Task item
Below are records; count the lines in them that hold "free" and give only the count.

Available data

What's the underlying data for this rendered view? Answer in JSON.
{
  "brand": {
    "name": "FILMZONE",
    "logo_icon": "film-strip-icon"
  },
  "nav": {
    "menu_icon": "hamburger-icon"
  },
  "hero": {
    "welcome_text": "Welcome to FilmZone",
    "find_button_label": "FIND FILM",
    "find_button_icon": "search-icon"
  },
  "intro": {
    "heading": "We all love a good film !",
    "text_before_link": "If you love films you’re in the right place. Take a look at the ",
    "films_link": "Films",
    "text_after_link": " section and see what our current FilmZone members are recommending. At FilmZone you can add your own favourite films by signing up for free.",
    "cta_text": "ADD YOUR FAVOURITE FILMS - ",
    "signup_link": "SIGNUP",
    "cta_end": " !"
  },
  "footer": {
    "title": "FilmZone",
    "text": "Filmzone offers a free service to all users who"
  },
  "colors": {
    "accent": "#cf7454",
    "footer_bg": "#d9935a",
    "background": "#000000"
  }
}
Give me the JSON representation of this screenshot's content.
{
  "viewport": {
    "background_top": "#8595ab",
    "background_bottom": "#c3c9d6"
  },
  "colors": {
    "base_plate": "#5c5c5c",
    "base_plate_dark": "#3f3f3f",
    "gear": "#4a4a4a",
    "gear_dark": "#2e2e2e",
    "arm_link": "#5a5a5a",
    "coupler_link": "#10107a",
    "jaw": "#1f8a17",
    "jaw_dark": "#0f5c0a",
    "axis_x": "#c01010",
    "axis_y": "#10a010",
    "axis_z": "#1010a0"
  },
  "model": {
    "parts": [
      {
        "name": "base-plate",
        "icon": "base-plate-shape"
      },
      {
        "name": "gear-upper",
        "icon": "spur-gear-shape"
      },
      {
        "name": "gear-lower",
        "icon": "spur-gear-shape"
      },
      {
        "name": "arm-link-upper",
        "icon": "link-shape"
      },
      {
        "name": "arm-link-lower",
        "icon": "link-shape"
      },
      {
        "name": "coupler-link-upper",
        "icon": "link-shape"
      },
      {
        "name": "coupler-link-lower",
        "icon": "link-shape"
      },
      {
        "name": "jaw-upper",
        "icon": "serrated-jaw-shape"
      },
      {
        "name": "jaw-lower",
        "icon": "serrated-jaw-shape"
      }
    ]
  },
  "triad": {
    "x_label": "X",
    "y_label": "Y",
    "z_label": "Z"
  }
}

Task output
2